### [EXERCISE DIRECTIONS]
Using the records below, locate all lines containing "entry" and return them.

### [PROVIDED DATA]
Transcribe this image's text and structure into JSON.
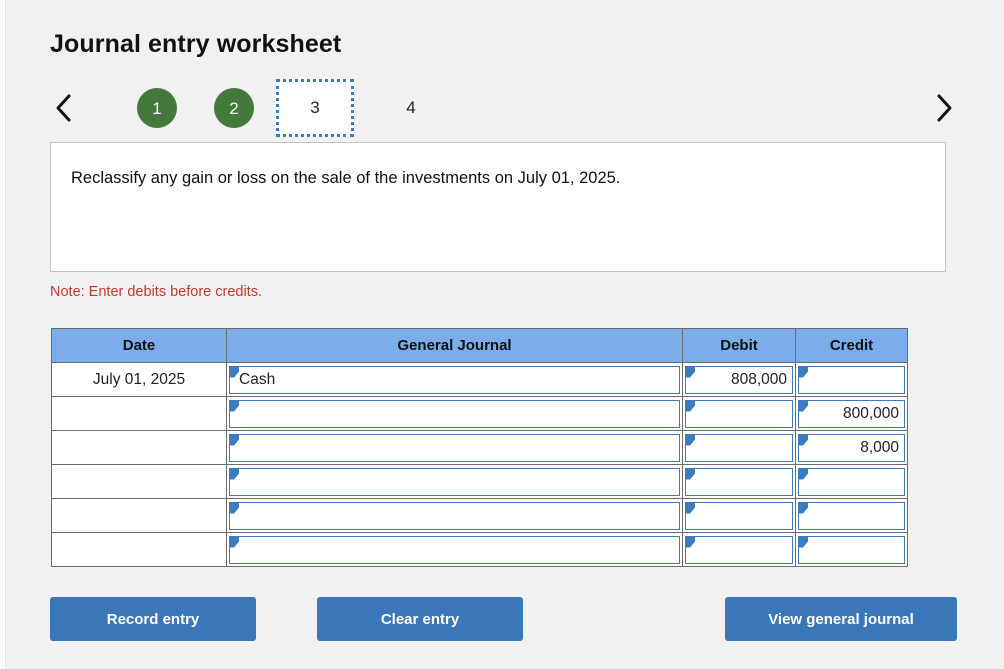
{
  "page": {
    "title": "Journal entry worksheet",
    "instruction": "Reclassify any gain or loss on the sale of the investments on July 01, 2025.",
    "note": "Note: Enter debits before credits."
  },
  "pager": {
    "prev_icon": "chevron-left-icon",
    "next_icon": "chevron-right-icon",
    "steps": [
      {
        "label": "1",
        "state": "completed"
      },
      {
        "label": "2",
        "state": "completed"
      },
      {
        "label": "3",
        "state": "current"
      },
      {
        "label": "4",
        "state": "upcoming"
      }
    ],
    "completed_color": "#44793c",
    "current_border_color": "#3b7cc0"
  },
  "table": {
    "headers": [
      "Date",
      "General Journal",
      "Debit",
      "Credit"
    ],
    "header_bg": "#7badea",
    "rows": [
      {
        "date": "July 01, 2025",
        "account": "Cash",
        "debit": "808,000",
        "credit": ""
      },
      {
        "date": "",
        "account": "",
        "debit": "",
        "credit": "800,000"
      },
      {
        "date": "",
        "account": "",
        "debit": "",
        "credit": "8,000"
      },
      {
        "date": "",
        "account": "",
        "debit": "",
        "credit": ""
      },
      {
        "date": "",
        "account": "",
        "debit": "",
        "credit": ""
      },
      {
        "date": "",
        "account": "",
        "debit": "",
        "credit": ""
      }
    ]
  },
  "buttons": {
    "record": "Record entry",
    "clear": "Clear entry",
    "view": "View general journal",
    "color": "#3a76b8"
  }
}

### [RESULT OF THIS EXERCISE]
    "title": "Journal entry worksheet",
    "record": "Record entry",
    "clear": "Clear entry",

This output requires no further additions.